When he arrived, he had severely damaged vocal cords due to a motorcycle accident and couldn’t afford the medical cost in Malaysia. He was only able to whisper. We had several caseworkers helping him obtain health insurance and visiting doctors, so he could undergo a surgery that could bring his voice back. But as we started losing staff members because of the office closure, I began to work directly with Nor Kamel.

Amy with 19-year-old Nor Kamel, who was resettled by the IRC after he fled from Myanmar. In the midst of packing up her office and having to close down operations, Amy taught Nor Kamel how to save for his surgery on his vocal cords, sought out doctors who would perform the surgery and volunteers to drive him to his appointments.

Photo: Amy Longa/IRC

He never gave up. He exhibited a strong desire and commitment to get well. To me, being a refugee in itself is strength & courage. Even when doctors said he would never be able speak again, that surgery was too risky, he would whisper: “No, no, no, no, can we try another doctor?”

It took him about a year and a half working in a slaughterhouse to save up $6,000 for the co-pay.… I had the privilege to help him navigate the system, whether it was looking for alternative specialists, counseling him to save more money [and] make sure he has his deductible ready in the bank account, coordinating volunteers to give him rides to the doctors.

I had no desk, I had all my boxes packed up, the office was ready to close, but I could not just say no when I knew that there was something I could do, even if it’s a mere phone call.

We did find a doctor who performed the surgery. Nor Kamel said I would be the first person he’d call after the surgery was complete.

He called.

I vividly remember‚ he said hello and I broke down in tears. I cried for two to three minutes straight.

“Why are you crying? I can talk now!” he said.

And looking back, I was weeping because the process of trying to get him the surgery was a very emotional journey because if the IRC wasn’t there for people like him, who would help to coordinate the surgery with the clinic?
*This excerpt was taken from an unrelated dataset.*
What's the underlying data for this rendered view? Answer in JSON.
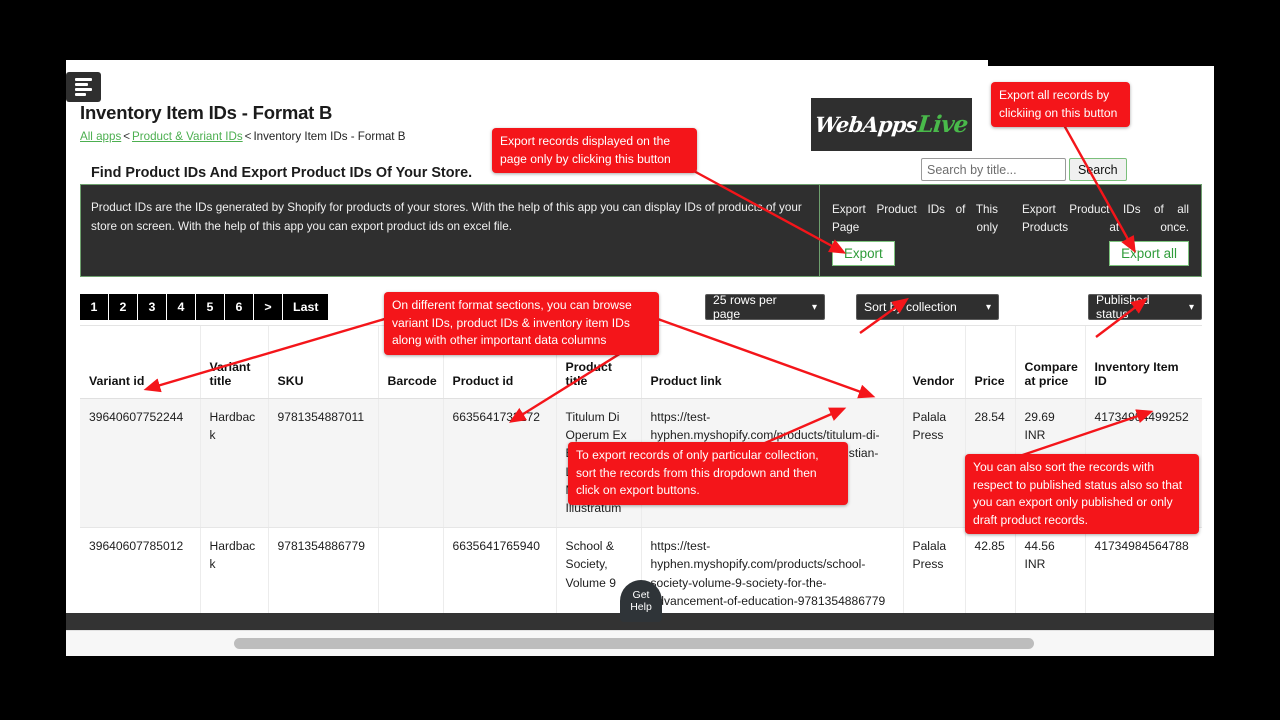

What will become of him? His parents are not here—so he needs to get well and be able to take care of himself.

When I heard his voice, it was a huge relief for me. I was able to finally come to terms with the office closure knowing that Nor is fine. That we, the IRC, took care of him—and henceforth, he will be able to chase his dreams like any other young man should. It turned all the pain, fatigue, emotion and disappointment around. It was very rewarding; it’s why I stayed with him until the very end.

For a moment, I wish more Americans would have an open mind and just say hello and smile. And get to know their neighbors.

Purest form of a friendship

For a moment, I wish more Americans would have an open mind and just say hello and smile. And get to know their neighbors. We partnered with local church leaders who had zero knowledge of refugees. We were able to speak to strong conservatives and engage in a respectful conversation where we calmed their fears and lent an open ear. The IRC became the source of information—the voice and advocate for refugees and support for the community to enhance integration.

I have heard from our volunteers [who say] that knowing refugees—going into their homes or inviting them to theirs—has been the most beautiful experience that they have ever encountered. In fact, it’s motivated them to become a voice and advocate. They want to let other American families know that they’re missing out on this beautiful, committed, dedicated friendship that you can have with a refugee family. It’s the finest, purest form of friendship you can find.

Today, Amy remains dedicated to her work for the IRC. When the Garden City office closed, she offered to continue helping refugees in Wichita, Kansas. Amy has worked in humanitarian aid for more than 11 years and was recently featured on the weekly radio program This American Life, where she talked about the IRC’s resettlement program in Garden City.